The very last scene of Galilei Donna’s eleventh episode is the Earth with the word “Fine” hovering in view. Sure it’s Italian for “end”, but I can’t help feel like it was an exclamation from the production team along the lines of “Fine! Whatever! See if we care!” That’s certainly how the series comes across after such an unsatisfying ending and what feels like ten episodes of build-up - about the same sort of rate that a full twenty-four episode series would take - and a single episode of utter ridiculousness.
The setup is nuts and bolts basic: little genius girl builds a futuristic aircraft and goes off on adventures with her sisters while being chased by a sinister energy conglomerate and sky pirates. Oh and they’re all descendants of Galileo Galilei which is only important because they’re hunting for MacGuffins that used to belong to him. Ostensibly because he created an energy source and that’s the thing that can break the evil energy corporations grip on the world except this is more or less forgotten about as soon as it’s introduced.

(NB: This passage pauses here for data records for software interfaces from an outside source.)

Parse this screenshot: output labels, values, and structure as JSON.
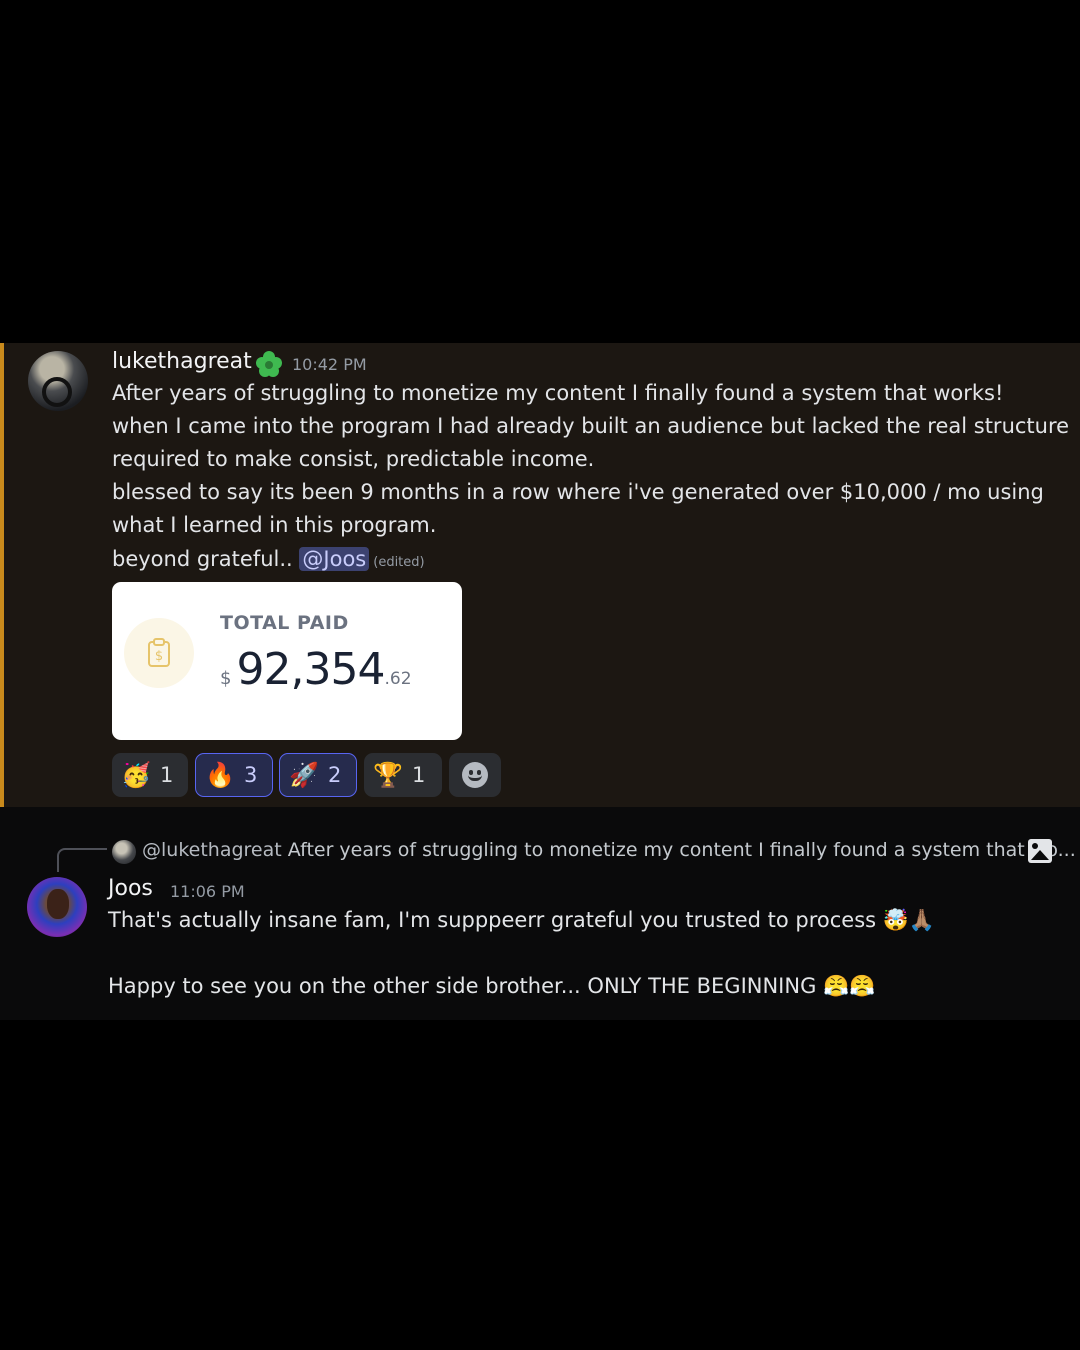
{
  "message1": {
    "username": "lukethagreat",
    "badge_icon": "green-flower-icon",
    "time": "10:42 PM",
    "lines": [
      "After years of struggling to monetize my content I finally found a system that works!",
      "when I came into the program I had already built an audience but lacked the real structure",
      "required to make consist, predictable income.",
      "blessed to say its been 9 months in a row where i've generated over $10,000 / mo using",
      "what I learned in this program.",
      "beyond grateful.."
    ],
    "mention": "@Joos",
    "edited": "(edited)",
    "card": {
      "label": "TOTAL PAID",
      "currency": "$",
      "amount": "92,354",
      "cents": ".62",
      "icon": "receipt-dollar-icon"
    },
    "reactions": [
      {
        "emoji": "🥳",
        "count": "1",
        "active": false
      },
      {
        "emoji": "🔥",
        "count": "3",
        "active": true
      },
      {
        "emoji": "🚀",
        "count": "2",
        "active": true
      },
      {
        "emoji": "🏆",
        "count": "1",
        "active": false
      }
    ],
    "add_reaction_icon": "smiley-add-reaction-icon"
  },
  "message2": {
    "reply_to": "@lukethagreat",
    "reply_preview": "After years of struggling to monetize my content I finally found a system that wo...",
    "reply_attachment_icon": "image-icon",
    "username": "Joos",
    "time": "11:06 PM",
    "line1": "That's actually insane fam, I'm supppeerr grateful you trusted to process ",
    "line1_emoji": "🤯🙏🏽",
    "line2": "Happy to see you on the other side brother... ONLY THE BEGINNING ",
    "line2_emoji": "😤😤"
  },
  "colors": {
    "highlight_bar": "#c98a1c",
    "highlight_bg": "#1c1712",
    "mention_bg": "#3c4270",
    "active_reaction_border": "#5865f2"
  }
}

It’s not the only thing swept under the rug either. The rhythmically strange opening puts each of the three lead sisters into their respective career pigeonhole, the middle child’s karate expertise is used only twice, both within the first two episodes. The rest of the time she spends whining like a over-privileged brat without respite or, critically, without comeuppance. It’s perhaps the series’ first major misstep but certainly not its last.
For instance, after the audience is subjected to his trite back story, the lead antagonist institutes an up-close and personal massacre and shows little to no remorse and suffers no consequence for it. Even the leading cast members are somewhat unmoved, gliding through a story of equal parts horror and trauma as wonder and goodness with only a fleeting wince towards those they’ve left behind. Not surprising really when despite a beautifully snowy world, events feel disparate and ham-fistedly cobbled together rather than gelling together into a coherent story.
All of this culminates in a court showdown between the three sisters and the nefarious mega-company that takes all of its cues from Phoenix Wright games rather than actual court procedure. The result is a pants-on-head stupid conclusion that ties off none of the ongoing storylines and resolves none of the ongoing relationships. The flamboyantly dressed sky pirate boss with romantic overtures towards the eldest Galileo sister? He was just after a pendant! That energy crisis facing the world? This Galileo nonsense can maybe, probably, kind of sort that.
It’s disappointing when behind the muddled treasure hunt, the scrappy and wildly varying animation and the constant plot gaffes (why does the antagonist extraordinaire steal the only method for finding the last treasure?) is some well hidden feeling. Feelings about family and connecting with people with a David and Goliath setting that are unfortunately so poorly constructed as to be worthless even if you care to look.
Galileo Donna is disappointing for not fulfilling any of the stories it set out to tell. The production budget was likely blown on a visit to Italy for reference material to create some sumptuous if underused backdrops; the writers then told two thirds of the way through airing that they had only three episodes to tie everything up. Haphazardly presented in all aspects and a dramatic damp squib, the series promised little and delivered even less. It doesn’t even make use of the band Galileo Galilei, with a name like that it would seem almost a requirement…